National Health Service

The National Health Service (N.H.S) was founded on 5 July 1948 to provide comprehensive healthcare for all British citizens, based on need, not the ability to pay.

Before the advent of the N.H.S, patients had to pay for their healthcare. Those in work often joined health insurance schemes arranged by their employers. Those who could not afford private healthcare would have to rely on the charity of a handful of doctors and nurses who offered their services free of charge (such was the case at Voluntary Hospitals and the Royal Free Hospital set up by the philanthropist William Marsden). Some people would resort to unreliable home remedies, or simply ignore symptoms.

In 1948, the new service reorganised the medical services of 14 regional hospital boards into three divisions: hospital services, family practitioner services (doctors, dentists, opticians and pharmacists) and community-based services. For the first time, facilities were brought under the control of one central service.

The N.H.S. is funded by taxpayers and managed by the Department of Health. When it was first established, it faced immediate difficulties. Medical science was making rapid advances at a time when food and fuel rationing was still in place. In order to find funds for new medicines and technology, the N.H.S. resorted to such measures as closing sections of hospitals used for treating patients with tuberculosis. In 1952, nominal fees were introduced for prescriptions and dental treatment.

The problems of reconciling resources and changing needs led to further restructuring during the rest of the 20th century. In the 1970s, Regional Health Authorities were introduced, and these were further reorganised in 1996. In the 1990s, internal markets were introduced.

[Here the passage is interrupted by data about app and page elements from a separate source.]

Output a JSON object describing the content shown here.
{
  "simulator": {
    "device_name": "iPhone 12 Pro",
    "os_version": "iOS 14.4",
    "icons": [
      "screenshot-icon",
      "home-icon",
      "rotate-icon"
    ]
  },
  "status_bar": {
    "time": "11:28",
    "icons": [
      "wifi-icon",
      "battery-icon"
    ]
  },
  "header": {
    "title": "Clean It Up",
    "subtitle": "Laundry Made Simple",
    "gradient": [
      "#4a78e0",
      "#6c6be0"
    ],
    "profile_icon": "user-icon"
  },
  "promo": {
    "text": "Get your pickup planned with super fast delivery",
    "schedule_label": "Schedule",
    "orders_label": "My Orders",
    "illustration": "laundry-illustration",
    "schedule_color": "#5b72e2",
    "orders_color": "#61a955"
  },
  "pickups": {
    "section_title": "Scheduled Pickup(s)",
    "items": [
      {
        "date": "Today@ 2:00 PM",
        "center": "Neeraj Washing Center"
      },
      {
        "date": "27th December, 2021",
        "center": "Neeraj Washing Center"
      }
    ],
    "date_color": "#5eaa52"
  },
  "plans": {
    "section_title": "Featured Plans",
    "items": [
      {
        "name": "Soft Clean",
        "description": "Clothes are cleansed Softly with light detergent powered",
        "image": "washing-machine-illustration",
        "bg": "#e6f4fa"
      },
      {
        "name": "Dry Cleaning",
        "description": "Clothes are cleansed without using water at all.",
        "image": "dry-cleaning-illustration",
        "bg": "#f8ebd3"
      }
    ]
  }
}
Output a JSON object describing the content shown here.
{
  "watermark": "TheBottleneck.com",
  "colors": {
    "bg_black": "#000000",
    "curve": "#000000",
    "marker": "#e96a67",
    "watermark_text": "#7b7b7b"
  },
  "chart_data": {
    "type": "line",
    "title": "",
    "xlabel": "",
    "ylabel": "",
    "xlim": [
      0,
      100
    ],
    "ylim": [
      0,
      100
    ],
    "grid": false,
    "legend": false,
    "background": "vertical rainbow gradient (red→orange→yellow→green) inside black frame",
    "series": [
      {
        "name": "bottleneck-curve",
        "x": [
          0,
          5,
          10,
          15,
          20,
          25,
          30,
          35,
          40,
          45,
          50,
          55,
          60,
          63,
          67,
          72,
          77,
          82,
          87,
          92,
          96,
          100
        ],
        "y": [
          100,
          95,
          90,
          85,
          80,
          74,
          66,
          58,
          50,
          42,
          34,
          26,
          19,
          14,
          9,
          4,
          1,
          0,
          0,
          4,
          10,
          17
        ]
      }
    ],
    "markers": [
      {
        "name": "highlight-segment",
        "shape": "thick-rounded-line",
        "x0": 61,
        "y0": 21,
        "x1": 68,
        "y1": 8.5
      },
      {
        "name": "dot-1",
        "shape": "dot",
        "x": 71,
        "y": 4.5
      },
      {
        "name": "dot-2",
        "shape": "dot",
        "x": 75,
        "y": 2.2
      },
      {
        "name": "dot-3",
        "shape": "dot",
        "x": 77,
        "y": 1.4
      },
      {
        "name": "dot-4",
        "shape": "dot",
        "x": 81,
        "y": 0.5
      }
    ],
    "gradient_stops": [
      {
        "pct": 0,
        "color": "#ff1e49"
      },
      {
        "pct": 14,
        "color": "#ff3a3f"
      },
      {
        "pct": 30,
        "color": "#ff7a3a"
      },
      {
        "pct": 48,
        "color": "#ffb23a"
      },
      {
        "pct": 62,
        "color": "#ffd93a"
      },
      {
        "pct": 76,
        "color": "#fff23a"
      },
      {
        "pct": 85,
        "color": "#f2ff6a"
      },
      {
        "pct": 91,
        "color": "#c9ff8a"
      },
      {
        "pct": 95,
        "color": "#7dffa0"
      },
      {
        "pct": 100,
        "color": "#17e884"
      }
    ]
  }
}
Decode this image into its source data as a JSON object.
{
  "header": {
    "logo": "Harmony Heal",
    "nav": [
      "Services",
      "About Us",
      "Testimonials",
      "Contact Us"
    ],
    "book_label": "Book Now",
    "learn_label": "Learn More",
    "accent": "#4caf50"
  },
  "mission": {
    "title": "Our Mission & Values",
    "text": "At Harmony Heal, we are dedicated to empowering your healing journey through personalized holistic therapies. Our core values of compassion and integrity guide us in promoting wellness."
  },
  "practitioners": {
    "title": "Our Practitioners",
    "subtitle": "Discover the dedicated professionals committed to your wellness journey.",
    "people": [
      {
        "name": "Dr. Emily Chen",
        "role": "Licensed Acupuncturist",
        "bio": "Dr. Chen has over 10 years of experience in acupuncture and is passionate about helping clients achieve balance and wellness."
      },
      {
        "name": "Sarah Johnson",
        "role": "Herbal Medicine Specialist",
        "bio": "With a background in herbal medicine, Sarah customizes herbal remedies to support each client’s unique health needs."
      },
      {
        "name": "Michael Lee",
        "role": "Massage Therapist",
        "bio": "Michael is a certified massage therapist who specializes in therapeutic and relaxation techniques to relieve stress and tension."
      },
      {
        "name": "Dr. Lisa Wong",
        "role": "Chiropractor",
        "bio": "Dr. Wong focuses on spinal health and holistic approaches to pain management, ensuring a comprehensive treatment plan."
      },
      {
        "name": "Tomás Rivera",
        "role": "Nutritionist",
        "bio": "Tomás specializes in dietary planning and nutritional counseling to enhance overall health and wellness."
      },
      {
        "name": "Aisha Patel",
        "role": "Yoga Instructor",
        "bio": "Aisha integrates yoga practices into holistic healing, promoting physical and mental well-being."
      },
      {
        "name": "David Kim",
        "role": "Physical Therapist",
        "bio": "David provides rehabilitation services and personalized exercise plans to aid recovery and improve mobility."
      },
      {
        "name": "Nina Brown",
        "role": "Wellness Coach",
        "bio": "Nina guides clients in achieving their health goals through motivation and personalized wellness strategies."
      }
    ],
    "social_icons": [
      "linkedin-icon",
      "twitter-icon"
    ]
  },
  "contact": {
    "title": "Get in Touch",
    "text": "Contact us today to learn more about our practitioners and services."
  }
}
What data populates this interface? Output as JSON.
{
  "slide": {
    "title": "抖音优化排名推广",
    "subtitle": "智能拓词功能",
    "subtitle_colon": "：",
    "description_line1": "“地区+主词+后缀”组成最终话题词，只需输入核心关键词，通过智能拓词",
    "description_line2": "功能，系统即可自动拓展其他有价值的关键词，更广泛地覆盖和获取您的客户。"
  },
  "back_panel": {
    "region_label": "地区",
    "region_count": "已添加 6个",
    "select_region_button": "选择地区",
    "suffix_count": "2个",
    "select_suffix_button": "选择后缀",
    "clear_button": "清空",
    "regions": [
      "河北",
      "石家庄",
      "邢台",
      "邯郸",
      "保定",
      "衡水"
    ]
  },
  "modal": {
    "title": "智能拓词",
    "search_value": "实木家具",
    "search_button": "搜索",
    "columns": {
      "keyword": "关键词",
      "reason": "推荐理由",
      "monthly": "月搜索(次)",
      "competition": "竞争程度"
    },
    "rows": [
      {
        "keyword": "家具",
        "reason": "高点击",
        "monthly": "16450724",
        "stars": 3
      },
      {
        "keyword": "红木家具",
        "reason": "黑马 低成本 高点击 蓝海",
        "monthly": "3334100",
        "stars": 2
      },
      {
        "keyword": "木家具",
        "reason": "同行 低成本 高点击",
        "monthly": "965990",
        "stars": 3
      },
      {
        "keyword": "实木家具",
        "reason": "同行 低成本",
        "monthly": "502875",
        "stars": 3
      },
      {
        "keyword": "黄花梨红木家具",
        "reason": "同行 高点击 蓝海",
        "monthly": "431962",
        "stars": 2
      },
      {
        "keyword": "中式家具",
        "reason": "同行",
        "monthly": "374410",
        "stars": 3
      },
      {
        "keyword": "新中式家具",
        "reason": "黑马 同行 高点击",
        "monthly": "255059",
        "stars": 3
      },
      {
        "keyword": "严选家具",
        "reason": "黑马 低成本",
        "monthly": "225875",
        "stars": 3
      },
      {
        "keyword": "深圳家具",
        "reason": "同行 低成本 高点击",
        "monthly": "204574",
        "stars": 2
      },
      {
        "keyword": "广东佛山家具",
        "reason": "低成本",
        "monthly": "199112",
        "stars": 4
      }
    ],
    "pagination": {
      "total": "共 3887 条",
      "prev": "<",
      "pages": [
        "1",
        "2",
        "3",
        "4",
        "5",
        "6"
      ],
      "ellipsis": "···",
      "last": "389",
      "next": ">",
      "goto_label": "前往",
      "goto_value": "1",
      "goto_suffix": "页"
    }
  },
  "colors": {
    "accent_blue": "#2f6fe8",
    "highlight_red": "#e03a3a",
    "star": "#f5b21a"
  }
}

By the end of the 20th century, London was under one overall health authority. Medical services were still administered in three separate groups: general practitioner and dental services (primary medical care providers), hospital and specialist services, and local health authority services (maternity and child welfare, home nursing, immunisation, ambulance service, and various other preventive and educational services).

All services are provided by professionals on government salaries under the direction of local executive councils or regional hospital boards. Towards the end of the century, it became common practice for some N.H.S. dentists and specialist physicians to treat private patients alongside their N.H.S. patients.

Alternate Names

  • N.H.S.

Bookmark with:

  • What are these?